• What to do
Every line in the entries where "Internet" is found should be copied.

• Source records
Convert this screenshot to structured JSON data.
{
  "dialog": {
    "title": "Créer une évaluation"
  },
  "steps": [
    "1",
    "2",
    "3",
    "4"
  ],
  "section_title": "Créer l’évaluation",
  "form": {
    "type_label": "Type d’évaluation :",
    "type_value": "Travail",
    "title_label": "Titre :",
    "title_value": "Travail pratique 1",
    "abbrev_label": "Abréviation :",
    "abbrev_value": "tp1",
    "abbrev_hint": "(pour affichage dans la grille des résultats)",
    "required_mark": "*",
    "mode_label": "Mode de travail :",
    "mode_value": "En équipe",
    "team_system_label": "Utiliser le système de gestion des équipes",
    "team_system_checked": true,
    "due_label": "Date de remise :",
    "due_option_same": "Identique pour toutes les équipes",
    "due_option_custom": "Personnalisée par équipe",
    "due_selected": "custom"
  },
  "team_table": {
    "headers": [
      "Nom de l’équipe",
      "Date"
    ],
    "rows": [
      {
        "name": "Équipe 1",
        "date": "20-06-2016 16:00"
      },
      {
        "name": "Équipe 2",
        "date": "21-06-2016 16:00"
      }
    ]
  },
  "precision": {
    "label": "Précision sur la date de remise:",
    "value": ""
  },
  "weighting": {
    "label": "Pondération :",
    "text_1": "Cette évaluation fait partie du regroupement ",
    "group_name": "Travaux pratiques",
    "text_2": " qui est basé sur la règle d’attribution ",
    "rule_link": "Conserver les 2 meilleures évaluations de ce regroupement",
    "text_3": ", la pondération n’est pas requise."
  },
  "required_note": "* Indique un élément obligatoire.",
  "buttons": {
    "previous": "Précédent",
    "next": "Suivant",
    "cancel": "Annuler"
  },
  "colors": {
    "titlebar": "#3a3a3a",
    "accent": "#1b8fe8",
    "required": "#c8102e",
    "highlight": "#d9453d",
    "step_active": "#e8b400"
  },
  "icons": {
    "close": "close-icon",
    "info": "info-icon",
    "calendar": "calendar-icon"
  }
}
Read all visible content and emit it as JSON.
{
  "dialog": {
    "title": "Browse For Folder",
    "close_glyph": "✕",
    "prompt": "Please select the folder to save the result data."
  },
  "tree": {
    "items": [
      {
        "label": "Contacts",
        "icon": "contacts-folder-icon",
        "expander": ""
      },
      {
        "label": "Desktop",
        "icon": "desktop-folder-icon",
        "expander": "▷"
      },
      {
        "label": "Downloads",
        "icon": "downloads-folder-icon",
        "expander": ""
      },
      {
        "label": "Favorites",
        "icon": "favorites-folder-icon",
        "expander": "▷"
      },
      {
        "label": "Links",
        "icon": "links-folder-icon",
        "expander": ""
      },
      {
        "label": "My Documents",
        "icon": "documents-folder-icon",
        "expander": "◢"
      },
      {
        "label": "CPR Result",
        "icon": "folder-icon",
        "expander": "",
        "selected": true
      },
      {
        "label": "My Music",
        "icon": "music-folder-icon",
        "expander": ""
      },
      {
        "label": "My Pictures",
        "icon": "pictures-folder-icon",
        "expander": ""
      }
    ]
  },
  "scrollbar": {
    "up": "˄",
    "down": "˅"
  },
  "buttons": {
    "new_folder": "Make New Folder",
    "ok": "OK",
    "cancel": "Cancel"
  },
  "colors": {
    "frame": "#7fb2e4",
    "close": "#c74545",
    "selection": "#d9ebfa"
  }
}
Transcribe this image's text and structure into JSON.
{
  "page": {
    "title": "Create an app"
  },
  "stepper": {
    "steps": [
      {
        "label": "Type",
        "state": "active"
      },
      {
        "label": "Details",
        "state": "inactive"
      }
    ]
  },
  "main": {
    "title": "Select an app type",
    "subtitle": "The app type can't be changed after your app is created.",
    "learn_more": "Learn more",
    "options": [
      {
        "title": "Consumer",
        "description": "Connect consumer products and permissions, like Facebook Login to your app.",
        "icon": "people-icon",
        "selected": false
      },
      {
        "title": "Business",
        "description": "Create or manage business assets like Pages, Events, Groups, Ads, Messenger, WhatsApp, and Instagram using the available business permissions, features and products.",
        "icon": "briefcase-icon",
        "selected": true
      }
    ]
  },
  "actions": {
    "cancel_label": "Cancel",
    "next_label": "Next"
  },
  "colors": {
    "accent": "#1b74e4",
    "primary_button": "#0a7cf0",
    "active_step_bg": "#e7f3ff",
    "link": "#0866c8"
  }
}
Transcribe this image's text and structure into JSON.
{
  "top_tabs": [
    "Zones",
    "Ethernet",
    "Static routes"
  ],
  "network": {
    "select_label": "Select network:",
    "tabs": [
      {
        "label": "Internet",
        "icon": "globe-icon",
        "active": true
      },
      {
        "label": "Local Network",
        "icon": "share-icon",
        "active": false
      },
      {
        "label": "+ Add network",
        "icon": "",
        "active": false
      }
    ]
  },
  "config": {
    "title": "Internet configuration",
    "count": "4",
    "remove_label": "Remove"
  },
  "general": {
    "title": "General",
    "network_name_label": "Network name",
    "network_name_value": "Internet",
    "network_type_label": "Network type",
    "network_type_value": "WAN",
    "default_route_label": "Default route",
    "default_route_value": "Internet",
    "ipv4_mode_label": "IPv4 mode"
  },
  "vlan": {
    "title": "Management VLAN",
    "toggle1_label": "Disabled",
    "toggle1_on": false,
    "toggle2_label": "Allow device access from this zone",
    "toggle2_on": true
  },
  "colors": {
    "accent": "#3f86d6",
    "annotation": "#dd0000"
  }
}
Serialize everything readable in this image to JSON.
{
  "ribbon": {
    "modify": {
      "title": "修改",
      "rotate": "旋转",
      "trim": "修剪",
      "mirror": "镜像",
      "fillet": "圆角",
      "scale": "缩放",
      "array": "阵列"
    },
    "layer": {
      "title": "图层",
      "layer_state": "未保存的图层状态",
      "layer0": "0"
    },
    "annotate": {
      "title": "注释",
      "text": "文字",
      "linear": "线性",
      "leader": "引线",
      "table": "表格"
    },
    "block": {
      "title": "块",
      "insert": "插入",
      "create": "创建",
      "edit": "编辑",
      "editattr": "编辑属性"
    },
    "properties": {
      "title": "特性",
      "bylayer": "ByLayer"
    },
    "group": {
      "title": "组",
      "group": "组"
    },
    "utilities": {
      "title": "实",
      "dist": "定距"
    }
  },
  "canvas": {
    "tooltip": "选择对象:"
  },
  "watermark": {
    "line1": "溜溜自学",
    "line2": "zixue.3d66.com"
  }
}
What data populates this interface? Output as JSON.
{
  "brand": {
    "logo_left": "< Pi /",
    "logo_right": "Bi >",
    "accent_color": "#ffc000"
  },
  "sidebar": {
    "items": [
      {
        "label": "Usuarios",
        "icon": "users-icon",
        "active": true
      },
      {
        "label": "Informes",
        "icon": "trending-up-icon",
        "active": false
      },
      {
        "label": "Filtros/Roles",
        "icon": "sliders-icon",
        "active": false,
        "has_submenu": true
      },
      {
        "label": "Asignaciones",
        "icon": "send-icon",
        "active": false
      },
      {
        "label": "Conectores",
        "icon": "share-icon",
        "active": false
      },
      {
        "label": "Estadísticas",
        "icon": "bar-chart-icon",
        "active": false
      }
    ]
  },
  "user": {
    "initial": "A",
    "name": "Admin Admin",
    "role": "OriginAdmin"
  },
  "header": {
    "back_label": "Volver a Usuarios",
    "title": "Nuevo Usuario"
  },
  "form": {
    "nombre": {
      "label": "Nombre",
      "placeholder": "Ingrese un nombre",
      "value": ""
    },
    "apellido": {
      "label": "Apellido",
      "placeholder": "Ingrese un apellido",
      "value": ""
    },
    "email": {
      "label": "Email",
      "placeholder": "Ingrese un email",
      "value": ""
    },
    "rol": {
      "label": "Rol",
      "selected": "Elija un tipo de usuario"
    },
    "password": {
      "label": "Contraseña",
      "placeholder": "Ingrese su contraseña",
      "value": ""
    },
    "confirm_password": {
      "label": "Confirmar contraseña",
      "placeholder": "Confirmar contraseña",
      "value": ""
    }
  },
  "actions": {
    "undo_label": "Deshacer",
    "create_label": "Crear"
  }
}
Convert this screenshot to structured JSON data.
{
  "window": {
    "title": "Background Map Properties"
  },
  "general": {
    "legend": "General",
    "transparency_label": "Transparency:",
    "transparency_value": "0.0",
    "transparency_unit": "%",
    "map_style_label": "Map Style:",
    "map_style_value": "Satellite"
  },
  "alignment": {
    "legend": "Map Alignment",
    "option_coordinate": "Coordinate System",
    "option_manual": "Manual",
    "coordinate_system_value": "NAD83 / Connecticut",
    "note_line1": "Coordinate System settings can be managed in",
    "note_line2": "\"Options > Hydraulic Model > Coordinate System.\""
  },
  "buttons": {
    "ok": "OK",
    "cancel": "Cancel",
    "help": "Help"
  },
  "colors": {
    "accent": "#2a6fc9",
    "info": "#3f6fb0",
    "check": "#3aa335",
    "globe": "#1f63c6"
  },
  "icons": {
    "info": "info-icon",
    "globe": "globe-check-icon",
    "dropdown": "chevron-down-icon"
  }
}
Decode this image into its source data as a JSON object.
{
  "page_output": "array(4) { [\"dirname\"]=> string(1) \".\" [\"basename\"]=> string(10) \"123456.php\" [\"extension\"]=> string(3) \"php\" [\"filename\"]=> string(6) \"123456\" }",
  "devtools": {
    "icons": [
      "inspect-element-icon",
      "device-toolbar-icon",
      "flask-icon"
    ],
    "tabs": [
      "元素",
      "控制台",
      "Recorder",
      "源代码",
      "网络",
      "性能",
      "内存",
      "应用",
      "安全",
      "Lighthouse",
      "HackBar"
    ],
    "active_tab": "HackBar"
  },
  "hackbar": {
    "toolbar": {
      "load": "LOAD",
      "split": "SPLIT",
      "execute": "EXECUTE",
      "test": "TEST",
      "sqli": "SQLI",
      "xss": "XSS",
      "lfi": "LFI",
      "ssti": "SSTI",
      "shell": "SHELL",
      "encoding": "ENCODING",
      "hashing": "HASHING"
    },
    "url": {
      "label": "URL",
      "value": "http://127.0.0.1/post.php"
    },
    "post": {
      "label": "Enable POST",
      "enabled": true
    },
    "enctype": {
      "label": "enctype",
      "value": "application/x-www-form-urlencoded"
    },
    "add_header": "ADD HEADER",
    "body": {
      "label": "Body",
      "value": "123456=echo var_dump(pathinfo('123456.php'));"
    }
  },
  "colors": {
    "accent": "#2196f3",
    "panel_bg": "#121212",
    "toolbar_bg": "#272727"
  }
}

• Output for this exercise
        "label": "Internet",
    "title": "Internet configuration",
    "network_name_value": "Internet",
    "default_route_value": "Internet",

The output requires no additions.